The film “Osama” represents a look into Afghanistan’s dark past and the struggles of millions of people who suffered under the Taliban. It poignantly illustrates how Afghans were victimized by terrorists and the Taliban. The heartbreaking crimes committed against women and children that are portrayed in this movie have nothing to do with culture or religion. In fact, one of the first atrocities committed by terrorists was the destruction of Afghan culture and national identity. This film projects hope for the revival of Afghanistan’s rich cultural and artistic traditions.

Having been the first film produced and shot on location in Afghanistan since the Taliban took over in 1996, “Osama” has received international recognition. The film earned the Camera d’Or Special Mention for Best First Feature at Cannes last year, Best First Feature at the London Film Festival, and the Golden Globe Award for Best Foreign Film.

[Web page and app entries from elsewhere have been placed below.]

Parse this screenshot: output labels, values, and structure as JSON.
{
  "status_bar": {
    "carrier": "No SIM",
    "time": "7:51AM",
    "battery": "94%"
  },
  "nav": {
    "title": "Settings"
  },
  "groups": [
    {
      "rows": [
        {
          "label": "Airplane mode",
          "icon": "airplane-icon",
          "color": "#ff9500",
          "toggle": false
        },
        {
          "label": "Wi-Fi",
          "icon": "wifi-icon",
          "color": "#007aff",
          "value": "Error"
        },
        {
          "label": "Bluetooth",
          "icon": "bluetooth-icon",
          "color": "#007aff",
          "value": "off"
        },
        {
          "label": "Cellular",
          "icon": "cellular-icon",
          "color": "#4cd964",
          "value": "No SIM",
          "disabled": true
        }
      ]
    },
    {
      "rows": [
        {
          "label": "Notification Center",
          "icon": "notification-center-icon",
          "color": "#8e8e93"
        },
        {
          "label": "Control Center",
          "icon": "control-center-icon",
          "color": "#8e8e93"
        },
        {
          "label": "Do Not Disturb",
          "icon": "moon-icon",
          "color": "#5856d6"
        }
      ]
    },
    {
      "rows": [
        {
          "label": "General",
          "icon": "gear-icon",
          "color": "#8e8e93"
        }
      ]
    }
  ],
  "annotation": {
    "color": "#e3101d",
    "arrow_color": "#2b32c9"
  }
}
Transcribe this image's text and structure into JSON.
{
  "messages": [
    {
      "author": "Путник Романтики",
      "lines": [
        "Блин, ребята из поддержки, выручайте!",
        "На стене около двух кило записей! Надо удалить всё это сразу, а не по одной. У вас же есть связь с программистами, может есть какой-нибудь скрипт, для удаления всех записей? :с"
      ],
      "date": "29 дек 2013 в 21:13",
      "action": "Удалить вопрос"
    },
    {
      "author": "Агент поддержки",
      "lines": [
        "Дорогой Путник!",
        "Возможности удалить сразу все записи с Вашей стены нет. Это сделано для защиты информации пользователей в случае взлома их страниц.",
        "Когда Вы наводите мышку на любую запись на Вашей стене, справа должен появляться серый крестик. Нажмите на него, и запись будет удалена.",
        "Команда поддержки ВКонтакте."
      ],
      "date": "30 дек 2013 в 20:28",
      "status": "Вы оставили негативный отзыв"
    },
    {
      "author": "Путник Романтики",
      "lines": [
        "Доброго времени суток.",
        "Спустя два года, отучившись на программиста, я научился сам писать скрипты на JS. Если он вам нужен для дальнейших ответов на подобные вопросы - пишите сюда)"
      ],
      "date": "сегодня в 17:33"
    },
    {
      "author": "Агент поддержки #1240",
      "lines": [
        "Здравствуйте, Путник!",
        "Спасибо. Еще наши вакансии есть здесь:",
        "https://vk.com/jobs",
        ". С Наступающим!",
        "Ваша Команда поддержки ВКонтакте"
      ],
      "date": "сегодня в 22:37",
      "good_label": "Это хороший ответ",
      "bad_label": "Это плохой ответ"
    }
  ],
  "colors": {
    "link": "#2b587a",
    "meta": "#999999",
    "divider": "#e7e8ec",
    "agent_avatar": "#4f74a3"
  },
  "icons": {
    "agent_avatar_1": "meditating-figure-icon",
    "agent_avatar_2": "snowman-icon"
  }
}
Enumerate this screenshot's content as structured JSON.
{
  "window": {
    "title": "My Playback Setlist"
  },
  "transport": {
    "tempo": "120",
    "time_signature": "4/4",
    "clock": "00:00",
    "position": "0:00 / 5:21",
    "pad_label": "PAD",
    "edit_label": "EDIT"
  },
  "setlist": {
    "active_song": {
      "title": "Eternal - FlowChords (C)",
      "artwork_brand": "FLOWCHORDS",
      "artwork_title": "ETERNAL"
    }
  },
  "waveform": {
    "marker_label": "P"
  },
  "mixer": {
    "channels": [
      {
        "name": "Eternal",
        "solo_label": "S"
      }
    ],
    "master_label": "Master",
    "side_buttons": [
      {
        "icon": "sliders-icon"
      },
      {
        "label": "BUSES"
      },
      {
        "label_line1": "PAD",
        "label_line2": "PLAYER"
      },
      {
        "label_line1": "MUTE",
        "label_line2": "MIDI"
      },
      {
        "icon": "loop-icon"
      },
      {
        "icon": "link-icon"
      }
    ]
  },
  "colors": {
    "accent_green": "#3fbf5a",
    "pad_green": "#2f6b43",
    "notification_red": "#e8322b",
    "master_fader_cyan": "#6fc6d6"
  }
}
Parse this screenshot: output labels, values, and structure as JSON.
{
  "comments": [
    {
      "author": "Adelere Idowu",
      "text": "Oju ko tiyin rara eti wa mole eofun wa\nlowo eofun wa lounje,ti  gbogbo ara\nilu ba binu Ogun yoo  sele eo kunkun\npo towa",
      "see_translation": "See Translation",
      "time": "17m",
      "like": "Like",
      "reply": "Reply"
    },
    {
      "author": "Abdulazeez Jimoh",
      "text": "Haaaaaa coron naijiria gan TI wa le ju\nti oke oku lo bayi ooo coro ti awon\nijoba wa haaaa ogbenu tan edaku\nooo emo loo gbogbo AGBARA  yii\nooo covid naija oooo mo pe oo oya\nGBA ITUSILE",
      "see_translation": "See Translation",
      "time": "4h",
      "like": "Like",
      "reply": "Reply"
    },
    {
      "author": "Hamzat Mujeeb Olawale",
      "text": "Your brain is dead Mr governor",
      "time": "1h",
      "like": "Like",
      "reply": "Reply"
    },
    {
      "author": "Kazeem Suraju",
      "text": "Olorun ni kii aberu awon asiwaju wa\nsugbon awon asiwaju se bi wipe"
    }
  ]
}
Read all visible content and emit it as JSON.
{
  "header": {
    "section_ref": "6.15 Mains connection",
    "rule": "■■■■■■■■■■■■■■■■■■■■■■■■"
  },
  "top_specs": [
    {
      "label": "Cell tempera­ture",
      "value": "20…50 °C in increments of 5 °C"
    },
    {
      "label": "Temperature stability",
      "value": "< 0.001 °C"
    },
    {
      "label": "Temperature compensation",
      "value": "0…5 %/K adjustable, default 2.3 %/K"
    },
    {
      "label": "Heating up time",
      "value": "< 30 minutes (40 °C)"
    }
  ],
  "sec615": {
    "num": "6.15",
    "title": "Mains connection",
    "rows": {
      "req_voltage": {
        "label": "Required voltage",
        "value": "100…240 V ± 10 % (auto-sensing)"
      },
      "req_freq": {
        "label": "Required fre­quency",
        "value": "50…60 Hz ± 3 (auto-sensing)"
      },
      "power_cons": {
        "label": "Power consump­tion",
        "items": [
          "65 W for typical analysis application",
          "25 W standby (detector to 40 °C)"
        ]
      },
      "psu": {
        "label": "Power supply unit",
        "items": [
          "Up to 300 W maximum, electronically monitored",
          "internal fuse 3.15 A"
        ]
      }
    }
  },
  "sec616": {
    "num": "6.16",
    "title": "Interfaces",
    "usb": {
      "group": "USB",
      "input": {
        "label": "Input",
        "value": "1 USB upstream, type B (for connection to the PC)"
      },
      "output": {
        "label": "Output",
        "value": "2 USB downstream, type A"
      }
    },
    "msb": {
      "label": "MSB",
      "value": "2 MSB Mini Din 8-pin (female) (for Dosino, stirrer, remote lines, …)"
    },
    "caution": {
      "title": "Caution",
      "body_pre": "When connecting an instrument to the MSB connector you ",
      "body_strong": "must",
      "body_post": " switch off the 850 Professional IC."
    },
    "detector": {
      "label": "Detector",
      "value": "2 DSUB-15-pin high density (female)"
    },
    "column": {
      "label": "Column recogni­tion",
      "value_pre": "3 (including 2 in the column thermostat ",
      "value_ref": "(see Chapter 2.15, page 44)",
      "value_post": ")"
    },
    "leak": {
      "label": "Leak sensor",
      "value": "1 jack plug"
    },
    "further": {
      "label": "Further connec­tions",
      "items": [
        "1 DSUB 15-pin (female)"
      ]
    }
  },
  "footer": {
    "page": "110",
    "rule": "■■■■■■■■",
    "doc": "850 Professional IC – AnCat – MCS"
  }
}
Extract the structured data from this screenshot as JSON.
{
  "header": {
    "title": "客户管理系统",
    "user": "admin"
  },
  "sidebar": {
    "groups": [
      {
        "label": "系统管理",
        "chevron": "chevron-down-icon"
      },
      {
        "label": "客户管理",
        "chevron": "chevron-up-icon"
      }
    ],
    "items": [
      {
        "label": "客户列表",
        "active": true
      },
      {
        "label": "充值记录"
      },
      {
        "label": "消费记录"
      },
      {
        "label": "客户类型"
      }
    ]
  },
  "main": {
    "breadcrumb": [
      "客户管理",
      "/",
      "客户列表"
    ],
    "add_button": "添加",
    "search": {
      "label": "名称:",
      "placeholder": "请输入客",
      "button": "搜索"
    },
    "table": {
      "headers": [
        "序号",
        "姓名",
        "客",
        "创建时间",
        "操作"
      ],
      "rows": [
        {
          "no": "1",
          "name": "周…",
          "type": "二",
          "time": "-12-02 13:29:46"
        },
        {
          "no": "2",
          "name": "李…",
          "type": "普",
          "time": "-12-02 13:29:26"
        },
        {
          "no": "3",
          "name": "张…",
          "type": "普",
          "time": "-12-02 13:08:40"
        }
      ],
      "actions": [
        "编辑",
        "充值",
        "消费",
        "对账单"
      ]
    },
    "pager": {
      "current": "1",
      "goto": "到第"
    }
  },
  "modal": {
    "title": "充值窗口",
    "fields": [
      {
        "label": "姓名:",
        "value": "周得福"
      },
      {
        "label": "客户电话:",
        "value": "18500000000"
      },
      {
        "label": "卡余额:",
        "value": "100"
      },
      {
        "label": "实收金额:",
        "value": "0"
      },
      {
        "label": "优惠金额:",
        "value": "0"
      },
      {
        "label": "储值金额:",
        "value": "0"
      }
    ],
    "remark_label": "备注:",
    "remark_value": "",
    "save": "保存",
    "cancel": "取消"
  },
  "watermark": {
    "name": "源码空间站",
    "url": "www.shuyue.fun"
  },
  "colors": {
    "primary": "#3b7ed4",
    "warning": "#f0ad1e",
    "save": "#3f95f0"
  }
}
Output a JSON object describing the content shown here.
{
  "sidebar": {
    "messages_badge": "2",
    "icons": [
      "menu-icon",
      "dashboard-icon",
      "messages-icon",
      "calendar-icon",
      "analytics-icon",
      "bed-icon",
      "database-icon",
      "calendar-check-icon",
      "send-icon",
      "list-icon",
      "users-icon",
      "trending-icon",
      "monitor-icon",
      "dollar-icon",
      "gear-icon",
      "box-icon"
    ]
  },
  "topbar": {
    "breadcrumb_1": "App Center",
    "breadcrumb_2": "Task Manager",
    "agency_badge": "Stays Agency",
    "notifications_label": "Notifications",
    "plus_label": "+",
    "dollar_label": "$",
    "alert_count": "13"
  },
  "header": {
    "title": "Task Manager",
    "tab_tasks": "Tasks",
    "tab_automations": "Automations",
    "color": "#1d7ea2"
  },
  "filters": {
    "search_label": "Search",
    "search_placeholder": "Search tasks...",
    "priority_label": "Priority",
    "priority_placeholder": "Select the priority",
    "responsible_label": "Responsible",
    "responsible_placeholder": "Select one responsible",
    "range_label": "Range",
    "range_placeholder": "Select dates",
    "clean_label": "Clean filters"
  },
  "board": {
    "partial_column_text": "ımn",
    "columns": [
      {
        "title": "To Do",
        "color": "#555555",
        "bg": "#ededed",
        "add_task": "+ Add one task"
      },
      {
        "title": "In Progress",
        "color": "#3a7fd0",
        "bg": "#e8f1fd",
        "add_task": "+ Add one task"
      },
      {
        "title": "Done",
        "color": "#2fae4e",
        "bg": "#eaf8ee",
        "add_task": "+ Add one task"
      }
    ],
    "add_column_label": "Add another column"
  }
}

“Osama” is based on the true story of a young Afghan girl who was forced to disguise herself as a boy to find a job and help earn money for her family. In one moving scene, life becomes so unbearable for the women that they wished God had never created women at all.

Today, Afghan women are proud to be the main force behind rebuilding the country. The women who two years ago seemed so helpless; two months ago were actively debating the future of Afghanistan at the Constitutional Loya Jirga. The end result was the adoption of a Constitution that enshrines equal rights for women and men, and mandates that at least 25 percent of parliamentary seats must be held by women.

Afghan girls once again have the right to an education. Close to half of the 4 million children currently enrolled in school are girls. However, women still face many challenges. Afghanistan needs continued support and sustained engagement by the international community to overcome these challenges and afford women all the opportunities they so richly deserve.

This emotionally evocative film is directed by Siddik Barmak, an Afghan who dreamed of making films since the age of five when he saw “Lawrence of Arabia” at a Kabul theatre. He grew up in Afghanistan, but was forced to leave his country many times. The Taliban ransacked his house and destroyed his most precious possession: an old 8 mm camera. Many dreams are coming true in today’s Afghanistan. Armed with only a small budget and donated equipment, Mr. Barmak managed to complete this powerful film.

The actors in the film are real. They experienced first-hand, the pain and hardships that they portray on screen. Marina Golbahari, the young star who delivers an amazing performance, was a street beggar in Kabul when Mr. Barmak saw her and was captured by her haunting eyes.

Her life has changed now. In a recent interview, the once sad, illiterate and shy Marina had blossomed into a self-confident, happy teenager with dreams of making movies and world travel, and above all education. She is a symbol of her generation in Afghanistan. There are millions of girls like her in today’s Afghanistan that are leaving the nightmares of the war and violence behind them and staring a bright journey full of dream into a peaceful and prosperous future.

Together, we have to make sure that their dreams and visions are realized and no Afghan girl, no human being, would ever have to suffer the agony that she went through.

Thank you.

And now Arzo Mansury from our Embassy will read a prepared statement from the visionary director of the film, Mr. Seddiq Barmak.